Barrie J. Frost
Visual neuroscientist who has pioneered research into how our brains see and hear, and how animals like monarch butterflies and seabirds navigate amazing distances.
How do monarch butterflies navigate their way from North America to Mexico in their legendary migration every fall? What clues guide birds on their migratory paths? How would you design a study to find out? For the past 35 years, neuroscientist and psychologist Barrie Frost has been working on the way the brain - whether insect, bird or human - processes sights and sounds, and has discovered answers to these and many other questions.

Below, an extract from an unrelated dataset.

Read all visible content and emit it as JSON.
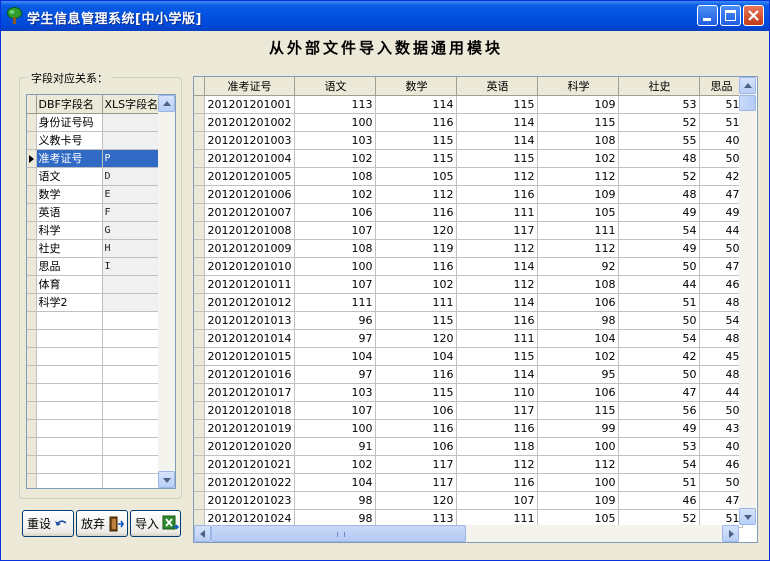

Born in New Zealand, Frost's interest in birds developed early. He first trained as a teacher, then undertook scientific training which led him to Dalhousie University in Halifax, where he held the Rutherford Scholarship from the Royal Society of London. He did post-doctoral studies at the University of California at Berkeley and then joined the faculty at Queen's University where he continues to teach and conduct research.
Image by: Freelance Illustration
One of Frost's recurring interests is the way the brain distinguishes between movement caused by the head's own motion during walking or looking, and actual movement in the surrounding environment. An early project involved head-bobbing in pigeons. Frost put a pigeon on a treadmill and varied its passing environment using film. He was able to conclude that a pigeon's head-bobbing allows the bird to take a "snapshot" of what is going on around it and thus monitor its environment. In recent work, Frost's team has created a virtual reality lab where they can study the visual clues used by a pigeon courting a (virtual) mate.
Working with German scientist Henrik Mouritsen, Frost created an apparatus which allowed a monarch butterfly to fly under controlled conditions while researchers observed the way the butterfly oriented itself. Changes in the daylight schedule which the butterfly experienced resulted in changes in its direction - even when the magnetic fields were reversed. The researchers concluded that monarchs use a time-compensated sun compass, rather than a magnetic compass, to navigate during flight.
Frost has identified the group of brain cells that enable birds such as owls and pigeons, and non-birds such as humans, to use sight and sound to judge time and distance. His work has practical applications which are already helping people, such as a visual cue which helps Parkinson's patients to overcome bouts of akinesia (physical stalling). His "time to collision" research could lead to modified car tail-lights to improve drivers' braking time. He is also working on a miniaturized artificial "ear" for the profoundly deaf which allows users to "feel" sound through their skin.
Frost is an inspiring teacher, writer and public speaker. His article "How Owls' Eyes Hear", co-authored with Dr. Hermann Wagner of Germany's Max Planck Institute, was the cover story of the August 26, 1993, issue of the journal Nature. He has written over 100 journal papers and is one of the editors of the Journal of Comparative Physiology A.
Frost was a finalist for the 2002 Herzberg Medal, and was awarded an NSERC Award of Excellence that year.
Presently, Dr. Frost is working with scientists at McGill University to develop a miniature GPS device to track the yearly migration of the Sooty Shearwater between Canada and New Zealand. He continues his exploration of the brain processes that enable monarchs and Sooty Shearwaters to migrate.
Photo: Dr. Frost's webpage.